Stored records »
■ ■ ■ ■ ■ ■ ■
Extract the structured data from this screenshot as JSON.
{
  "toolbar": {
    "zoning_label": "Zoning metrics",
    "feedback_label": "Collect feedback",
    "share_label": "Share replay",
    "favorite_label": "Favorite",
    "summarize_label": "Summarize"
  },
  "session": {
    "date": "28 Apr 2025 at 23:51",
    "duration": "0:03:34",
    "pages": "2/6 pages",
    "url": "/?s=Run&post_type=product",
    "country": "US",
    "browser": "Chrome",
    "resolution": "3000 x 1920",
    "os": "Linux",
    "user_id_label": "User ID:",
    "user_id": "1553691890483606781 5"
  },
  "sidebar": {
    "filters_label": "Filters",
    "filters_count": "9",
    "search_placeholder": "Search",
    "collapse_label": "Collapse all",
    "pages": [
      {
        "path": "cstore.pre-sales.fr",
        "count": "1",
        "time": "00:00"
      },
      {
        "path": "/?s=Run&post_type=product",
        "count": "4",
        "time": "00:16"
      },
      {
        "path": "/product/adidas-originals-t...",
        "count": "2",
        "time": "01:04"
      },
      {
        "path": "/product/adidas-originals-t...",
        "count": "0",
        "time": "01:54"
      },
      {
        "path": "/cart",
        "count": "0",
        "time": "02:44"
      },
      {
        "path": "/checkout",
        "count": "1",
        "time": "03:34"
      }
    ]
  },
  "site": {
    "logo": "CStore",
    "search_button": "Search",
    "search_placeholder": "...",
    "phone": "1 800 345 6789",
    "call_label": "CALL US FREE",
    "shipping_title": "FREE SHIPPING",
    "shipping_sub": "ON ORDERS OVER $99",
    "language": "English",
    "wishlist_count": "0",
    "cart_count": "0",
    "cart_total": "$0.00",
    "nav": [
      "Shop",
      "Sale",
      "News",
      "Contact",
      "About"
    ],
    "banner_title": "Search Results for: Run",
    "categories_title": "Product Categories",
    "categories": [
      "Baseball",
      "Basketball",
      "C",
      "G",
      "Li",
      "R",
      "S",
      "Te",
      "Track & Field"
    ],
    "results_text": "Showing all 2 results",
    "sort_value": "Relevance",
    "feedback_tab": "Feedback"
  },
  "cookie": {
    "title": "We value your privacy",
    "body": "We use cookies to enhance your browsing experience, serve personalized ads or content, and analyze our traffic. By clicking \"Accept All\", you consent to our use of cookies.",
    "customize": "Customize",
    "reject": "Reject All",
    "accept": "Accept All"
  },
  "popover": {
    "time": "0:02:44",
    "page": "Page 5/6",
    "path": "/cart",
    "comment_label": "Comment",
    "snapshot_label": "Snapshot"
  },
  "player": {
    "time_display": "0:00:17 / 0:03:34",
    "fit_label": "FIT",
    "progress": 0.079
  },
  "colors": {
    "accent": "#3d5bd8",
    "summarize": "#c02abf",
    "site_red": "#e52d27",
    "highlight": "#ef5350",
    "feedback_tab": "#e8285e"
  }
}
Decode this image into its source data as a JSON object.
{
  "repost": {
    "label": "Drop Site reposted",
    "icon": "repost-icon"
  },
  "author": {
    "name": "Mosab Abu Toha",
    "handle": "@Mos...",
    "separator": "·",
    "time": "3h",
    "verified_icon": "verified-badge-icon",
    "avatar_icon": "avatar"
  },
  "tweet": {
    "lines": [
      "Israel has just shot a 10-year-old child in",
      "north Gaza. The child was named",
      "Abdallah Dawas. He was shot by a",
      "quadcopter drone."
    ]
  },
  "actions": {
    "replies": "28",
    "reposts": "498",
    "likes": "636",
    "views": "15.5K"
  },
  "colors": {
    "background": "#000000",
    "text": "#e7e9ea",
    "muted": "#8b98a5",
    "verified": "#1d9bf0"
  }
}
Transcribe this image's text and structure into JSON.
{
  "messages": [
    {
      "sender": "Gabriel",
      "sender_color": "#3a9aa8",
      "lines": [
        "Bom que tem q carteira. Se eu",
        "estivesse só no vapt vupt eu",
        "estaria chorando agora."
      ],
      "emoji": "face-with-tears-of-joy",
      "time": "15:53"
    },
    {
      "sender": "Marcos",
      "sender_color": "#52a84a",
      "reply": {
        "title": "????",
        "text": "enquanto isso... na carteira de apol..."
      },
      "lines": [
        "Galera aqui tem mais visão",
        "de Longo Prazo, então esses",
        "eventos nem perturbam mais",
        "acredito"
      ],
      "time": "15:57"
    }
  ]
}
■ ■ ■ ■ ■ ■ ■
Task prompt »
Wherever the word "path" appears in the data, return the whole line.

Answer to the exercise »
        "path": "cstore.pre-sales.fr",
        "path": "/?s=Run&post_type=product",
        "path": "/product/adidas-originals-t...",
        "path": "/product/adidas-originals-t...",
        "path": "/cart",
        "path": "/checkout",
    "path": "/cart",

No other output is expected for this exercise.